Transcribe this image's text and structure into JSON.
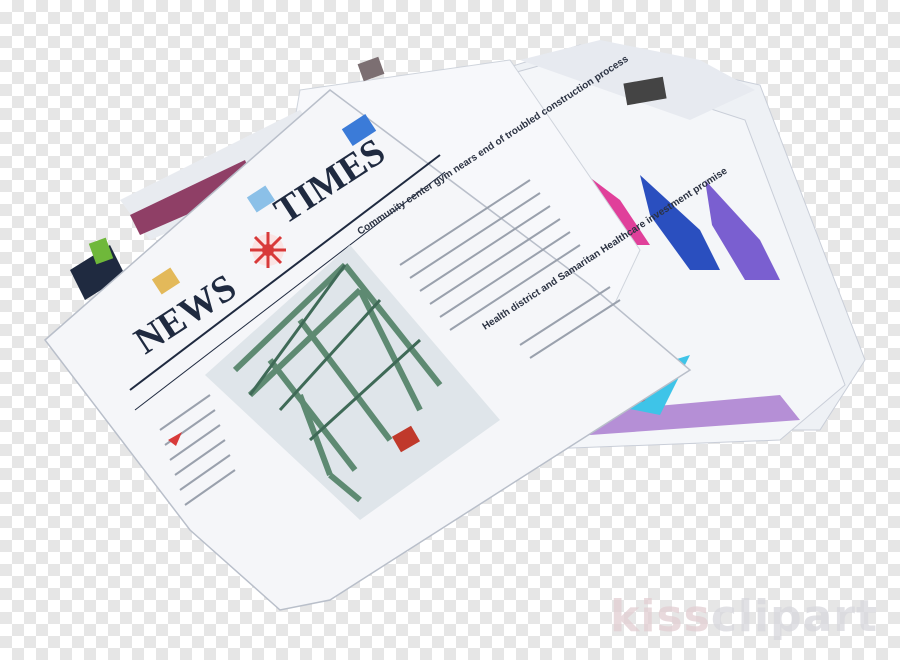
{
  "masthead": {
    "word1": "NEWS",
    "word2": "TIMES"
  },
  "headlines": {
    "lead": "Community center gym nears end of troubled construction process",
    "second": "Health district and Samaritan Healthcare investment promise"
  },
  "watermark": {
    "part1": "kiss",
    "part2": "clipart"
  },
  "colors": {
    "paper": "#f1f3f7",
    "ink": "#1f2a40",
    "bridge": "#5e8a72",
    "magenta": "#e0409a",
    "blue": "#2a4fbf",
    "star": "#d83a3a"
  }
}
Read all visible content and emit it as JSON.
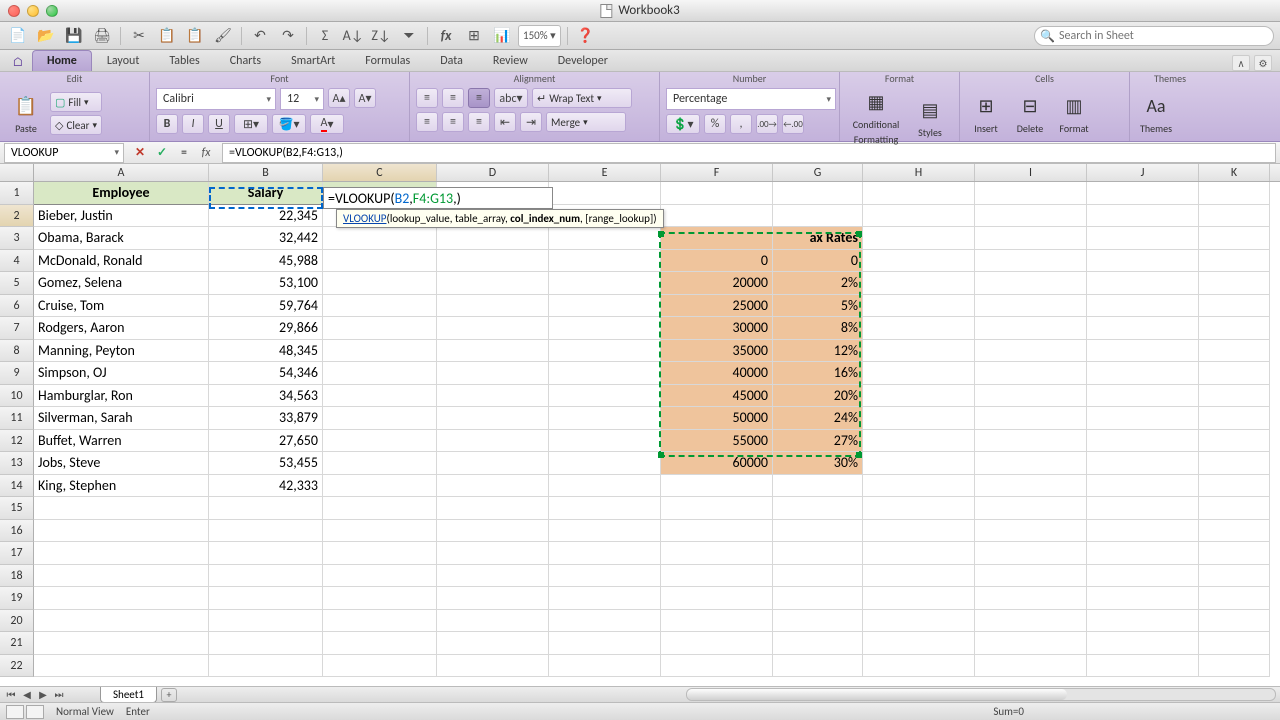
{
  "window": {
    "title": "Workbook3"
  },
  "search": {
    "placeholder": "Search in Sheet"
  },
  "ribbon": {
    "tabs": [
      "Home",
      "Layout",
      "Tables",
      "Charts",
      "SmartArt",
      "Formulas",
      "Data",
      "Review",
      "Developer"
    ],
    "active": "Home",
    "groups": {
      "edit": "Edit",
      "font": "Font",
      "alignment": "Alignment",
      "number": "Number",
      "format": "Format",
      "cells": "Cells",
      "themes": "Themes"
    },
    "edit": {
      "paste": "Paste",
      "fill": "Fill",
      "clear": "Clear"
    },
    "font": {
      "name": "Calibri",
      "size": "12"
    },
    "alignment": {
      "wrap": "Wrap Text",
      "merge": "Merge"
    },
    "number": {
      "format": "Percentage"
    },
    "format": {
      "conditional_line1": "Conditional",
      "conditional_line2": "Formatting",
      "styles": "Styles"
    },
    "cells": {
      "insert": "Insert",
      "delete": "Delete",
      "format": "Format"
    },
    "themes": {
      "themes": "Themes"
    }
  },
  "formula_bar": {
    "namebox": "VLOOKUP",
    "formula": "=VLOOKUP(B2,F4:G13,)",
    "edit_prefix": "=VLOOKUP(",
    "edit_arg1": "B2",
    "edit_comma": ",",
    "edit_arg2": "F4:G13",
    "edit_suffix": ",)",
    "tooltip_fn": "VLOOKUP",
    "tooltip_sig": "(lookup_value, table_array, ",
    "tooltip_bold": "col_index_num",
    "tooltip_rest": ", [range_lookup])"
  },
  "columns": [
    "A",
    "B",
    "C",
    "D",
    "E",
    "F",
    "G",
    "H",
    "I",
    "J",
    "K"
  ],
  "headers": {
    "employee": "Employee",
    "salary": "Salary",
    "taxrate": "Tax Rate"
  },
  "tax_title": "ax Rates",
  "employees": [
    {
      "name": "Bieber, Justin",
      "salary": "22,345"
    },
    {
      "name": "Obama, Barack",
      "salary": "32,442"
    },
    {
      "name": "McDonald, Ronald",
      "salary": "45,988"
    },
    {
      "name": "Gomez, Selena",
      "salary": "53,100"
    },
    {
      "name": "Cruise, Tom",
      "salary": "59,764"
    },
    {
      "name": "Rodgers, Aaron",
      "salary": "29,866"
    },
    {
      "name": "Manning, Peyton",
      "salary": "48,345"
    },
    {
      "name": "Simpson, OJ",
      "salary": "54,346"
    },
    {
      "name": "Hamburglar, Ron",
      "salary": "34,563"
    },
    {
      "name": "Silverman, Sarah",
      "salary": "33,879"
    },
    {
      "name": "Buffet, Warren",
      "salary": "27,650"
    },
    {
      "name": "Jobs, Steve",
      "salary": "53,455"
    },
    {
      "name": "King, Stephen",
      "salary": "42,333"
    }
  ],
  "tax_table": [
    {
      "threshold": "0",
      "rate": "0"
    },
    {
      "threshold": "20000",
      "rate": "2%"
    },
    {
      "threshold": "25000",
      "rate": "5%"
    },
    {
      "threshold": "30000",
      "rate": "8%"
    },
    {
      "threshold": "35000",
      "rate": "12%"
    },
    {
      "threshold": "40000",
      "rate": "16%"
    },
    {
      "threshold": "45000",
      "rate": "20%"
    },
    {
      "threshold": "50000",
      "rate": "24%"
    },
    {
      "threshold": "55000",
      "rate": "27%"
    },
    {
      "threshold": "60000",
      "rate": "30%"
    }
  ],
  "sheets": {
    "sheet1": "Sheet1"
  },
  "status": {
    "view": "Normal View",
    "mode": "Enter",
    "sum": "Sum=0"
  }
}
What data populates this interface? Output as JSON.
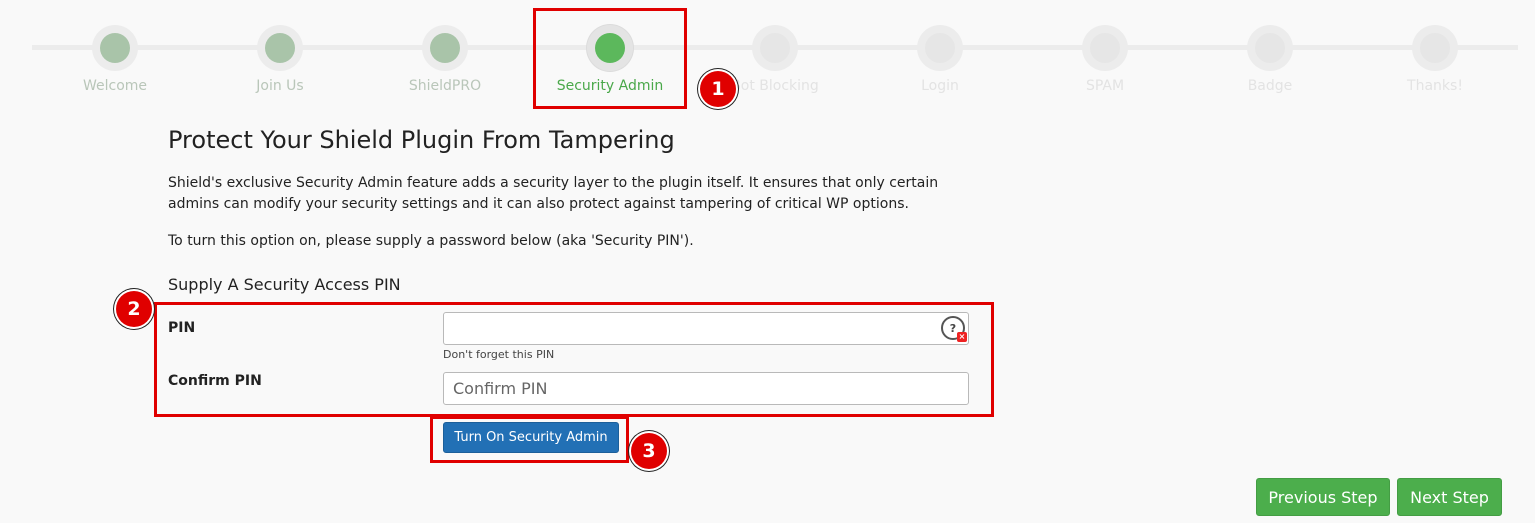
{
  "steps": [
    {
      "label": "Welcome",
      "state": "done"
    },
    {
      "label": "Join Us",
      "state": "done"
    },
    {
      "label": "ShieldPRO",
      "state": "done"
    },
    {
      "label": "Security Admin",
      "state": "active"
    },
    {
      "label": "Bot Blocking",
      "state": "pending"
    },
    {
      "label": "Login",
      "state": "pending"
    },
    {
      "label": "SPAM",
      "state": "pending"
    },
    {
      "label": "Badge",
      "state": "pending"
    },
    {
      "label": "Thanks!",
      "state": "pending"
    }
  ],
  "main": {
    "title": "Protect Your Shield Plugin From Tampering",
    "description": "Shield's exclusive Security Admin feature adds a security layer to the plugin itself. It ensures that only certain admins can modify your security settings and it can also protect against tampering of critical WP options.",
    "instruction": "To turn this option on, please supply a password below (aka 'Security PIN').",
    "section_title": "Supply A Security Access PIN"
  },
  "form": {
    "pin_label": "PIN",
    "pin_value": "",
    "pin_help": "Don't forget this PIN",
    "confirm_label": "Confirm PIN",
    "confirm_placeholder": "Confirm PIN",
    "submit_label": "Turn On Security Admin"
  },
  "nav": {
    "previous_label": "Previous Step",
    "next_label": "Next Step"
  },
  "annotations": {
    "badge_1": "1",
    "badge_2": "2",
    "badge_3": "3"
  },
  "colors": {
    "active_green": "#5cb85c",
    "done_green": "#a9c4a9",
    "primary_blue": "#2270b5",
    "annotation_red": "#e00000"
  }
}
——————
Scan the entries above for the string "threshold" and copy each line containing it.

◆ Exercise answer:
      "threshold": "0",
      "threshold": "20000",
      "threshold": "25000",
      "threshold": "30000",
      "threshold": "35000",
      "threshold": "40000",
      "threshold": "45000",
      "threshold": "50000",
      "threshold": "55000",
      "threshold": "60000",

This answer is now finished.